o   At the end of the Interclub season, the Interclub Championship will be set up in which the winning teams from each division, plus the top individuals from each division will be invited (all based on points).  All participants are eligible to win the individual title.

Match Format

Juniors will be playing individual stroke play, 18 holes.  Sub-juniors will be playing 9 hole individual stroke play.  Coaches may implement a double par rule for sub-juniors (the most they can take on a hole is double par).  Coaches with sub-juniors that are beginners or have limited skills at this stage of the game are asked to use their discretion and do what is best for these players.

Interclub Matches Rules and Reminders to Players

1)     USGA rules will govern all play.  It is the player’s obligation to know the rules.  If a situation occurs where there is confusion on how to proceed (for example, you think you should drop in one place, but your playing competitor feels the drop should take place in another), 2 balls may be played (be sure to state the ball which you would like to have scored) and the committee will decide the proper score after the round concludes.  However, before doing this, please try to get a supervisor over to your situation if one is in the area. Hopefully, the correct ruling can be given then.  Girls will play from the forward tees.

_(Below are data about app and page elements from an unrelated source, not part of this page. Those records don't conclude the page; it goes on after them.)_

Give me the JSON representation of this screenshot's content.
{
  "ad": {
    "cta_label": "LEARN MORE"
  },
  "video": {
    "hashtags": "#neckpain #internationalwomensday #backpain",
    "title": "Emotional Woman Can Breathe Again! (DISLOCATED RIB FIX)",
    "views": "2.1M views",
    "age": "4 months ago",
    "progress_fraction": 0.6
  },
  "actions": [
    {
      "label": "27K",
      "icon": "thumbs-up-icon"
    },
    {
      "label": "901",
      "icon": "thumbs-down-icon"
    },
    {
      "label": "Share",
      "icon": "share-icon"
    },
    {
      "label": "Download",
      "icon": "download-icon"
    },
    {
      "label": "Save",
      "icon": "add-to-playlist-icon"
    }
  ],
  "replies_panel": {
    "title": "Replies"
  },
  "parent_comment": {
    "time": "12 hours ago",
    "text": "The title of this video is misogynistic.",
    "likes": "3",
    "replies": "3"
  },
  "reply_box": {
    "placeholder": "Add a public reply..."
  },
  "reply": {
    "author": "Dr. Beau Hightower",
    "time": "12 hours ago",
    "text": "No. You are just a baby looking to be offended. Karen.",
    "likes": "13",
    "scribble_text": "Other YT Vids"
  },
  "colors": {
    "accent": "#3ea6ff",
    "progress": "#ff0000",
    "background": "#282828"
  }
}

Special situations:

a)     Many courses have unique situations for their specific course listed on the scorecard.  Please review the scorecard if such circumstances exist.

b)     A “special situation” sheet may be given to you prior to the match.  Please review.

c)     The host coach/pro may verbally inform you of special situations prior to the match.  Please pay attention to this.

2)     Juniors and sub-juniors will play individual 18 hole stroke play.  Summer rules unless otherwise noted.  As mentioned, sub-juniors have the option of playing a scramble.  Coach’s decision.

3)     Players must mark their golf ball with a distinguishing mark.  Any unmarked ball that is hit into an area where the ball cannot be seen coming to rest will be declared lost, as you have no way to know it is your ball.  You must take a stroke and distance penalty.

4)     Players are responsible for the score of the player whose card is being kept.  You are responsible for that person’s score on each hole.  You should never say “what did you get?”.  You should always state the score you think the person has, such as “you had a 4, correct?”.  If there is a discrepancy, talk about it right away and fix it before the next hole (move away from the green).  Be sure all scores on every hole are correct before you sign the card.

5)     Pace of play – Players should be playing a round of golf in 4 hours and 15 minutes.  It is imperative that groups keep up with the group in front of them.  “Ready golf” (being ready to play when it is your turn, watching other players shots, keeping the “chit-chat” to a minimum, etc) must be adhered to at all times.

6)     Putting – It is always your option to finish out once you start putting.  However, if you decide to wait, be sure to mark your ball.  DO NOT leave your ball on the green when someone else is putting.

7)     Fix all ball marks and divots, whether they are yours or were there when you arrived.  Be courteous to the course you are playing on.  Leave it in better shape than when you arrived.

8)     All cell phones or other electrical devices must be off.  Electronic yardage devices are allowed.

9)     Always be courteous to your fellow competitors.  At times, players may have a bad round.  If this occurs, be sure to act in a manner that is not disruptive to the rest of the players in your group.

Good luck!!!